The allegations are detailed in a counterclaim filed by DIFC Investments against Mr Barazi, who is seeking Dh1.78m of unpaid salary, benefits and damages from his former employer. The National obtained the public documents from the DIFC. Mr Barazi says in his filing that he was asked to leave his position on November 22 last year because of an investigation under way into the DIFC by the Financial Control Department of the Dubai Ruler's Court. He then submitted his resignation on December 21 but claims not to have received his salary for the following three months or his end-of-service benefits.
He alleges in his court filing that when he complained to Ahmed Humaid al Tayer, the current governor of the DIFC, he was told "that he has no rights and if he wants to get anything he should go to court". But DIFC Investments said Mr Barazi was and remains on "investigation leave" with pay suspended. It filed a counterclaim against Mr Barazi for the $1.2m he is alleged to have awarded himself and reserved the right to file more claims once its own investigation into his time at the DIFC was complete.
DIFC Investments hired KPMG, the financial services firm, to conduct an independent investigation into the conduct of its employees, including Mr Barazi. The preliminary results of that investigation have shown that Mr Barazi "engaged in fraud, dishonesty, misrepresentation and/or breach of trust" as well as "breach of fiduciary duty", it alleged. These alleged acts include an unauthorised loan of Dh4.8m to Mr Barazi himself on March 24 last year, three weeks after the company voted that it would not give personal loans to employees except for one-month salary advances to staff who recently joined.
DIFC Investments also said Mr Barazi did not exercise due diligence on a Dh3 billion investment in the Dubai Pearl property development near the Palm Jumeirah. The deal to obtain 29 floors of the east tower of the project was announced in late 2008. Mr Barazi "failed to undertake any due diligence prior to entering into the Memorandum of Understanding and withdrawal of funds from the defendant's bank account", DIFC Investments says. Entering into such a deal without exercising due diligence "constitutes gross negligence, breach of contract, breach of fiduciary duty", it alleged.

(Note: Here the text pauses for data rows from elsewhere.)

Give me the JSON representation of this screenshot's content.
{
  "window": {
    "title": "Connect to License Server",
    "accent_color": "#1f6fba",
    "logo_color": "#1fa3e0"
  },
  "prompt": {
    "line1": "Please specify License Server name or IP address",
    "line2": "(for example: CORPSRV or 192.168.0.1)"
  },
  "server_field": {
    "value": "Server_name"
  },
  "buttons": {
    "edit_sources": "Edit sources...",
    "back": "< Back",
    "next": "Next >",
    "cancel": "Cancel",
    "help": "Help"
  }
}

Only Dh50m of the contracted amount was paid to the developer, Dubai Pearl, which is demanding the remaining amount. firstname.lastname@example.org